The Yamaha RX-A3030 might look like the big, rectangular black box that has become the signature look for all AV receivers (and it is), but there’s more than meets the eye underneath that sturdy chassis.
Like its predecessor, the A3030 features a fifth foot alongside the normal four at each corner. Situated under the centre of the unit, this A. R. T. (Anti-Resonance Technology) Wedge is placed to damp vibrations throughout the structure.
Meanwhile, the H-shaped cross-member frame and symmetrical power layout inside all help to reduce unwanted electrical noise, chassis vibration and to isolate the channels – all of which adds up to delivering a purer, cleaner, and wider sound.
When setting up the receiver with the rest of your home cinema kit, we always recommend the following: run the receiver in for a couple of days (a weekend will be perfect), and then plug in the supplied mic and run the automatic calibration.
It takes just a few seconds to carry out all the measurements, and will ensure that the sound is optimised according to the size of your speakers and your home cinema room’s acoustic environment.
The RX-A3030’s results are fairly accurate, but we suggest dipping in to the manual speaker settings to double check.
We’ll leave you with one final tip, which is to let the amp run for about half an hour before you settle down for some serious film-watching. Warming it up gives a noticeably bolder, bigger and more dynamic sound.
Remote control and free app
The Yamaha remote control is, in many ways, just like its sound: big and hefty. It’s a long, rather heavy slab of a remote, with an array of buttons for nearly every function and navigating through the RX-A3030’s simple on-screen menu. Most importantly, the well-shaped volume buttons are easy to locate in the dark.
If your fingers are more comfortable with the slick interface of a smartphone or tablet, then the free Yamaha AV Controller app for iOS and Android is an essential download.
It’s particularly useful for selecting various inputs, with icons neatly laid out for each source. It also makes it easier to trawl through the hundreds of radio stations on vTuner or the folders stored on your NAS device.
Playing music stored on your smartphone’s music player is swift and painless, too, especially over AirPlay with Apple devices.

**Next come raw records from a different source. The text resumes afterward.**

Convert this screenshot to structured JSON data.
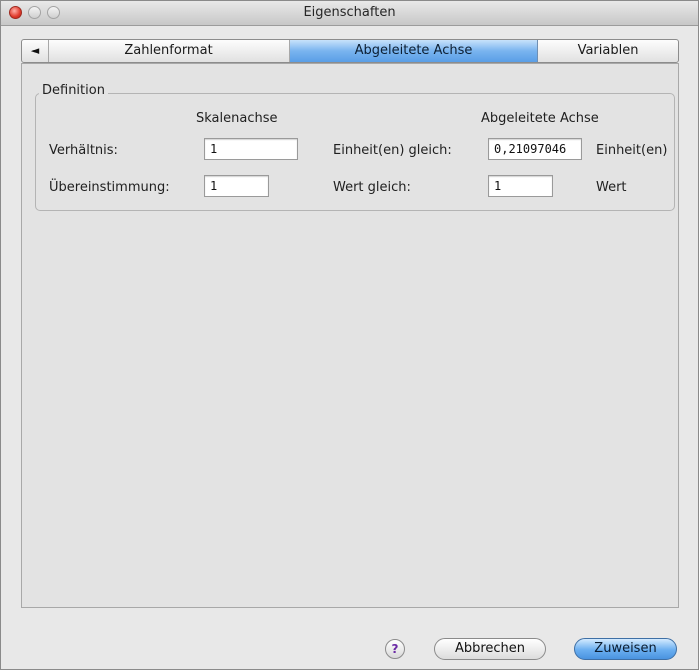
{
  "window": {
    "title": "Eigenschaften"
  },
  "tabs": {
    "scroll_left_icon": "◄",
    "items": [
      {
        "label": "Zahlenformat",
        "selected": false
      },
      {
        "label": "Abgeleitete Achse",
        "selected": true
      },
      {
        "label": "Variablen",
        "selected": false
      }
    ]
  },
  "definition": {
    "legend": "Definition",
    "headers": {
      "scale_axis": "Skalenachse",
      "derived_axis": "Abgeleitete Achse"
    },
    "ratio": {
      "label": "Verhältnis:",
      "scale_value": "1",
      "derived_label": "Einheit(en) gleich:",
      "derived_value": "0,21097046",
      "unit": "Einheit(en)"
    },
    "match": {
      "label": "Übereinstimmung:",
      "scale_value": "1",
      "derived_label": "Wert gleich:",
      "derived_value": "1",
      "unit": "Wert"
    }
  },
  "footer": {
    "help_glyph": "?",
    "cancel_label": "Abbrechen",
    "apply_label": "Zuweisen"
  },
  "colors": {
    "accent": "#6aaef0",
    "close_button": "#e0392b"
  }
}
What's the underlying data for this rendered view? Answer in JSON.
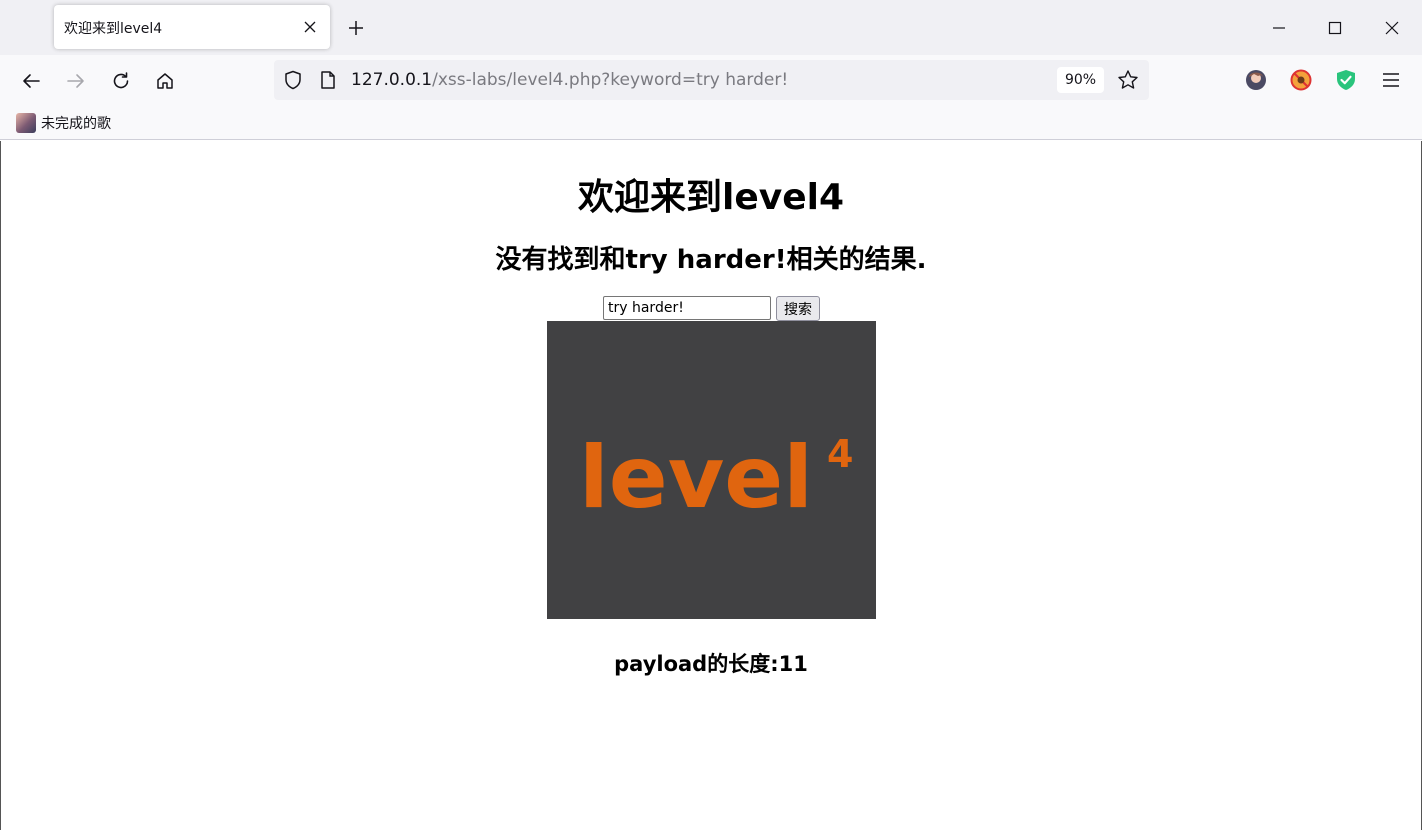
{
  "tab": {
    "title": "欢迎来到level4"
  },
  "urlbar": {
    "host": "127.0.0.1",
    "path": "/xss-labs/level4.php?keyword=try harder!",
    "zoom": "90%"
  },
  "bookmarks": [
    {
      "label": "未完成的歌"
    }
  ],
  "page": {
    "heading": "欢迎来到level4",
    "result_message": "没有找到和try harder!相关的结果.",
    "search_value": "try harder!",
    "search_button": "搜索",
    "logo_text": "level",
    "logo_superscript": "4",
    "payload_length": "payload的长度:11"
  },
  "colors": {
    "logo_orange": "#e0650f",
    "logo_background": "#414143",
    "shield_green": "#2ac47c"
  },
  "icons": {
    "back": "arrow-left-icon",
    "forward": "arrow-right-icon",
    "reload": "reload-icon",
    "home": "home-icon",
    "tracking": "shield-icon",
    "page": "page-icon",
    "bookmark": "star-icon",
    "menu": "hamburger-menu-icon"
  }
}
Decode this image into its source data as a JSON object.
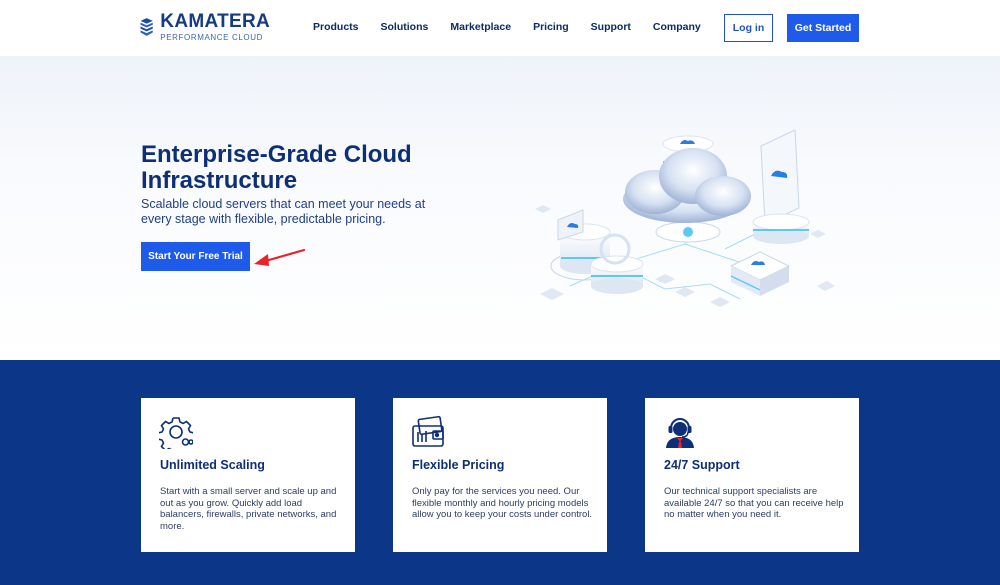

Choosing the various DSP surround modes is easily done with a tap on the screen, and there’s also scope to tweak the treble, bass and dialogue levels. It’s a simple yet organised app that’s worth a try, especially if you stream music from your smart devices.
Yamaha has yet again delivered a powerhouse performance with a comprehensively connected and feature-packed AV receiver.
The RX-A3030’s immensely enjoyable and involving sense of scale is justification enough for that £2000 price tag, while a class-leading ability to deliver any film soundtrack with subtlety, punch and agility demands your attention.
Some users might want more tonal faithfulness, but we’d happily accept the trade off in favour of a fun and immersive home cinema experience.